(Problem statement)
Each line of the data must be copied exactly.

(Study material)
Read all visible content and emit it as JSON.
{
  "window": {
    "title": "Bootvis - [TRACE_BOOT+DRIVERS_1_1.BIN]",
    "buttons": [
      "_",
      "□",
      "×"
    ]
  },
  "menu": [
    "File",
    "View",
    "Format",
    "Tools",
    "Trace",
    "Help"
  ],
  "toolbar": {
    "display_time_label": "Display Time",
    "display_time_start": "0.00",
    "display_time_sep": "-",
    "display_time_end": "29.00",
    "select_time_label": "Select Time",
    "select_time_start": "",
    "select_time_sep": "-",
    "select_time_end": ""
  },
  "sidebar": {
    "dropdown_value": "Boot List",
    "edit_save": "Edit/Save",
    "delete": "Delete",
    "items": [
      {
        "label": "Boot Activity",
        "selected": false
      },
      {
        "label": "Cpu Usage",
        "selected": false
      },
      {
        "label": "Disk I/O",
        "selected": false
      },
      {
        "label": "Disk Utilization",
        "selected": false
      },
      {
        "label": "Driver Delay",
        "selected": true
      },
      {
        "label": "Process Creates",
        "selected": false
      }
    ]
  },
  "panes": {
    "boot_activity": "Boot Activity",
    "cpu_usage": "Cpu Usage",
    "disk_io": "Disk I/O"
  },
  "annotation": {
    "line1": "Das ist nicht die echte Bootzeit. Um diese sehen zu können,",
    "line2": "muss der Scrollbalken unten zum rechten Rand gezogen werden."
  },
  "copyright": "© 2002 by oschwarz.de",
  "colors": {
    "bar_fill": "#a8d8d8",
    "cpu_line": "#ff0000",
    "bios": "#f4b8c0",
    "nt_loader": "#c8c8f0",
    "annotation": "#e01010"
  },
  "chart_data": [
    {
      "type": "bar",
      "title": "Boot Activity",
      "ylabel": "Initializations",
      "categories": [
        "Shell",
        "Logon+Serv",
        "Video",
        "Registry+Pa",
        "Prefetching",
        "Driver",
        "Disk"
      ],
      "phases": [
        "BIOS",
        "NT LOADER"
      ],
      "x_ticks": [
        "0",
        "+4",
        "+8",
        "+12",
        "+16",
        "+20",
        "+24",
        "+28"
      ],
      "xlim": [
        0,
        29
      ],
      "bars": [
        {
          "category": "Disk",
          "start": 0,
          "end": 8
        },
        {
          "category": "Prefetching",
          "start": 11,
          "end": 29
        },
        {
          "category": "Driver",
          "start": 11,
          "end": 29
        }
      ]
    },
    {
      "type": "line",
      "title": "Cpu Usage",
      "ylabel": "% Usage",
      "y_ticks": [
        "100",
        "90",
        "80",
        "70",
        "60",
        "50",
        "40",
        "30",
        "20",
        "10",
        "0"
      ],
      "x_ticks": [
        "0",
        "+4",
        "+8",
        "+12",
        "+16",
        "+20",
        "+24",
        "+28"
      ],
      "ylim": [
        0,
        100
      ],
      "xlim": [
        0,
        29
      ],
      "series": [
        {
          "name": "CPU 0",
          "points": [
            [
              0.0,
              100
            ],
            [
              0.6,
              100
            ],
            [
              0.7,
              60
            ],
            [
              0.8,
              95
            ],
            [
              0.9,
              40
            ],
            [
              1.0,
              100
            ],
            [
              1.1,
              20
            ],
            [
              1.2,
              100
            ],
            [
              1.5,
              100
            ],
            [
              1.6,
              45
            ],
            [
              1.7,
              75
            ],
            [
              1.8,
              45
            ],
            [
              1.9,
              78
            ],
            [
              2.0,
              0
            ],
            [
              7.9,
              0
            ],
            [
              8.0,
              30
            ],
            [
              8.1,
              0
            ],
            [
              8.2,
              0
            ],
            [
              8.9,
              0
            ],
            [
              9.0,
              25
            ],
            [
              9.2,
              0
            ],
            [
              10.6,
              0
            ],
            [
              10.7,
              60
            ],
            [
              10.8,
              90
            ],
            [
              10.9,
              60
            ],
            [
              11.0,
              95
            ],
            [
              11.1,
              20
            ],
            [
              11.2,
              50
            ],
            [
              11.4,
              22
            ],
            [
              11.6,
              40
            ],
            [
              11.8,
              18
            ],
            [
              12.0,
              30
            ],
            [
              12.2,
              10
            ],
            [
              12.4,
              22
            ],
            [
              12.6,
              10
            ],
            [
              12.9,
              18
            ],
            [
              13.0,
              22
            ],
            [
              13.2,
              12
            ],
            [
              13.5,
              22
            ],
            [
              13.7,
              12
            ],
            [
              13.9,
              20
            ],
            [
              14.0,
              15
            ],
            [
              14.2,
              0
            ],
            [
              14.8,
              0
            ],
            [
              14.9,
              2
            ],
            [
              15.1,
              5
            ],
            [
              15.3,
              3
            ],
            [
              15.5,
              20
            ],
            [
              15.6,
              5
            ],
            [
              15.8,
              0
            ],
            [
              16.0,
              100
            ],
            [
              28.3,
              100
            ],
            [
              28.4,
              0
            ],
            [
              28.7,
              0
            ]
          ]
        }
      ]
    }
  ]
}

(Result of this task)
Read all visible content and emit it as JSON.
{
  "window": {
    "title": "Bootvis - [TRACE_BOOT+DRIVERS_1_1.BIN]",
    "buttons": [
      "_",
      "□",
      "×"
    ]
  },
  "menu": [
    "File",
    "View",
    "Format",
    "Tools",
    "Trace",
    "Help"
  ],
  "toolbar": {
    "display_time_label": "Display Time",
    "display_time_start": "0.00",
    "display_time_sep": "-",
    "display_time_end": "29.00",
    "select_time_label": "Select Time",
    "select_time_start": "",
    "select_time_sep": "-",
    "select_time_end": ""
  },
  "sidebar": {
    "dropdown_value": "Boot List",
    "edit_save": "Edit/Save",
    "delete": "Delete",
    "items": [
      {
        "label": "Boot Activity",
        "selected": false
      },
      {
        "label": "Cpu Usage",
        "selected": false
      },
      {
        "label": "Disk I/O",
        "selected": false
      },
      {
        "label": "Disk Utilization",
        "selected": false
      },
      {
        "label": "Driver Delay",
        "selected": true
      },
      {
        "label": "Process Creates",
        "selected": false
      }
    ]
  },
  "panes": {
    "boot_activity": "Boot Activity",
    "cpu_usage": "Cpu Usage",
    "disk_io": "Disk I/O"
  },
  "annotation": {
    "line1": "Das ist nicht die echte Bootzeit. Um diese sehen zu können,",
    "line2": "muss der Scrollbalken unten zum rechten Rand gezogen werden."
  },
  "copyright": "© 2002 by oschwarz.de",
  "colors": {
    "bar_fill": "#a8d8d8",
    "cpu_line": "#ff0000",
    "bios": "#f4b8c0",
    "nt_loader": "#c8c8f0",
    "annotation": "#e01010"
  },
  "chart_data": [
    {
      "type": "bar",
      "title": "Boot Activity",
      "ylabel": "Initializations",
      "categories": [
        "Shell",
        "Logon+Serv",
        "Video",
        "Registry+Pa",
        "Prefetching",
        "Driver",
        "Disk"
      ],
      "phases": [
        "BIOS",
        "NT LOADER"
      ],
      "x_ticks": [
        "0",
        "+4",
        "+8",
        "+12",
        "+16",
        "+20",
        "+24",
        "+28"
      ],
      "xlim": [
        0,
        29
      ],
      "bars": [
        {
          "category": "Disk",
          "start": 0,
          "end": 8
        },
        {
          "category": "Prefetching",
          "start": 11,
          "end": 29
        },
        {
          "category": "Driver",
          "start": 11,
          "end": 29
        }
      ]
    },
    {
      "type": "line",
      "title": "Cpu Usage",
      "ylabel": "% Usage",
      "y_ticks": [
        "100",
        "90",
        "80",
        "70",
        "60",
        "50",
        "40",
        "30",
        "20",
        "10",
        "0"
      ],
      "x_ticks": [
        "0",
        "+4",
        "+8",
        "+12",
        "+16",
        "+20",
        "+24",
        "+28"
      ],
      "ylim": [
        0,
        100
      ],
      "xlim": [
        0,
        29
      ],
      "series": [
        {
          "name": "CPU 0",
          "points": [
            [
              0.0,
              100
            ],
            [
              0.6,
              100
            ],
            [
              0.7,
              60
            ],
            [
              0.8,
              95
            ],
            [
              0.9,
              40
            ],
            [
              1.0,
              100
            ],
            [
              1.1,
              20
            ],
            [
              1.2,
              100
            ],
            [
              1.5,
              100
            ],
            [
              1.6,
              45
            ],
            [
              1.7,
              75
            ],
            [
              1.8,
              45
            ],
            [
              1.9,
              78
            ],
            [
              2.0,
              0
            ],
            [
              7.9,
              0
            ],
            [
              8.0,
              30
            ],
            [
              8.1,
              0
            ],
            [
              8.2,
              0
            ],
            [
              8.9,
              0
            ],
            [
              9.0,
              25
            ],
            [
              9.2,
              0
            ],
            [
              10.6,
              0
            ],
            [
              10.7,
              60
            ],
            [
              10.8,
              90
            ],
            [
              10.9,
              60
            ],
            [
              11.0,
              95
            ],
            [
              11.1,
              20
            ],
            [
              11.2,
              50
            ],
            [
              11.4,
              22
            ],
            [
              11.6,
              40
            ],
            [
              11.8,
              18
            ],
            [
              12.0,
              30
            ],
            [
              12.2,
              10
            ],
            [
              12.4,
              22
            ],
            [
              12.6,
              10
            ],
            [
              12.9,
              18
            ],
            [
              13.0,
              22
            ],
            [
              13.2,
              12
            ],
            [
              13.5,
              22
            ],
            [
              13.7,
              12
            ],
            [
              13.9,
              20
            ],
            [
              14.0,
              15
            ],
            [
              14.2,
              0
            ],
            [
              14.8,
              0
            ],
            [
              14.9,
              2
            ],
            [
              15.1,
              5
            ],
            [
              15.3,
              3
            ],
            [
              15.5,
              20
            ],
            [
              15.6,
              5
            ],
            [
              15.8,
              0
            ],
            [
              16.0,
              100
            ],
            [
              28.3,
              100
            ],
            [
              28.4,
              0
            ],
            [
              28.7,
              0
            ]
          ]
        }
      ]
    }
  ]
}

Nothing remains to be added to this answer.